Coca Cola is a family brand, but it was initially introduced as a headache medicine (Tobis, “How Coca - Cola”). The family connection should be its main value, adapted to the various changes that might appear. Changes in the brand already appeared. The initial image of the brand was the American family, but because of the globalization, the brand became customized on each country, promoting the family of the specific country where it is commercialized, with its defining features. In the future, because the technological advancements and the changing rhythm of the family, the idea of the family could change, and Coca Cola should adjust its products on the changing habits of the family (family dinner could become irrelevant in the future, then Coca Cola would need to find the family connection elsewhere, maybe in the office, or wherever people are spending more time together).
Pepsi Cola is the brand and the choice of the new generation, hence, for this company should be easier to integrate changes, because this is its selling statement. Therefore, whatever Pepsi would do to adapt to changes (flying in cosmos with astronauts, landing on Mars, being enjoyed in the long office meetings, being enjoyed in the streets while kids are playing Kinect or other gadget) would be just natural for Pepsi. Everything that is fresh, new, fun and young is Pepsi and incorporating this in its business should be no challenge for Pepsi.
Berney, J., B. (1995) “Looking inside for competitive advantage” Academy of Management Executive. Vol. 9, no. 4, pp. 49 – 61.
McKelvey, S., M. (2006) “Coca Cola vs. PepsiCo – A ‘Super’ battleground for the Cola wars” Sport Marketing Quarterly. No. 15, pp. 114 – 123.
Over 100 years of fun and refreshment. The Pepsi Cola story. (2005) PepsiCo.
Saedinia, M., Salehi, M., Hashemi, S., M. (2012) “Operation strategies for Coc- Cola vs Pepsi companies to attract their customers” Contemporary Marketing Review. Vol. 1, no. 11, pp. 01 – 15.

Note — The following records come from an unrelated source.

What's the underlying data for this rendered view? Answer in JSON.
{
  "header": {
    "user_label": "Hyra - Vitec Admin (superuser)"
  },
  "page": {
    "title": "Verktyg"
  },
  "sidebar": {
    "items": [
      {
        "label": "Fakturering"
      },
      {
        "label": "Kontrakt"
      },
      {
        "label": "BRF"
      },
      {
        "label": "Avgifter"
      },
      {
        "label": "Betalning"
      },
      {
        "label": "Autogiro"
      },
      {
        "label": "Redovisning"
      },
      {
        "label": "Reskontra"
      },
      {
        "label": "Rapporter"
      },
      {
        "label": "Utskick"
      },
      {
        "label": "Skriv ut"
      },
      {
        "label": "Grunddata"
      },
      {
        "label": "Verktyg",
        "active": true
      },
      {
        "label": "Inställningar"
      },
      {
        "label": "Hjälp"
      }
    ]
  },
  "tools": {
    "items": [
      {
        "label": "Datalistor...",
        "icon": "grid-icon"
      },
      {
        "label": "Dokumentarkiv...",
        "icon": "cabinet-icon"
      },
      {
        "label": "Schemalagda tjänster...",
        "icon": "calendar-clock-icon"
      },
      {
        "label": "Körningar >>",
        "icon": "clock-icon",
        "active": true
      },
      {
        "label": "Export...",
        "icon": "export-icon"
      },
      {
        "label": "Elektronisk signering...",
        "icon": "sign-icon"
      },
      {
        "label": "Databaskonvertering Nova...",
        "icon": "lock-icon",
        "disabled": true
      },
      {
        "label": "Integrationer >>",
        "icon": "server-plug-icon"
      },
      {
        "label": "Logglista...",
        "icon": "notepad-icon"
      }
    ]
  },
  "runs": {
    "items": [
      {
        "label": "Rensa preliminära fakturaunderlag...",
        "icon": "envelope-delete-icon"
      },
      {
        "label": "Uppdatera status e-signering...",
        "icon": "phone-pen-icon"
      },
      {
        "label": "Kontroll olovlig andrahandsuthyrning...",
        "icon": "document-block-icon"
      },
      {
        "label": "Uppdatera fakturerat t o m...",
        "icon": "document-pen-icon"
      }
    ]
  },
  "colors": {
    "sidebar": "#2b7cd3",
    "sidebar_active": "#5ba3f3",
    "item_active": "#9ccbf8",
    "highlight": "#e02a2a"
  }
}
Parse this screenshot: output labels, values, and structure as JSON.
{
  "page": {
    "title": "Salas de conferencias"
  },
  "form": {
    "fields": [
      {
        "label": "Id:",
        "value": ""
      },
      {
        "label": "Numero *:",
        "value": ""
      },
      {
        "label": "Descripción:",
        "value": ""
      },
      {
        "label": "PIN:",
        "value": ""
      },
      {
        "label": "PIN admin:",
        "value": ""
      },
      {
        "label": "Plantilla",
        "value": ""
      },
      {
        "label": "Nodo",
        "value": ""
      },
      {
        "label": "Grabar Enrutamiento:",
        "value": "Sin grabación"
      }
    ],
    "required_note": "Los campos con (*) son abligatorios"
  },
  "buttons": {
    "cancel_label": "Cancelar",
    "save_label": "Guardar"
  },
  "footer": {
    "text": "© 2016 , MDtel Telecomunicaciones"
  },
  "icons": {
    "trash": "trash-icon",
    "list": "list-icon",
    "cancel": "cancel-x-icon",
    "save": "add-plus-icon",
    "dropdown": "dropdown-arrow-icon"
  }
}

Tobis, D. How Coca Cola keeps its corporate image bubbly. Business and Society Review. Pp. 71 – 74.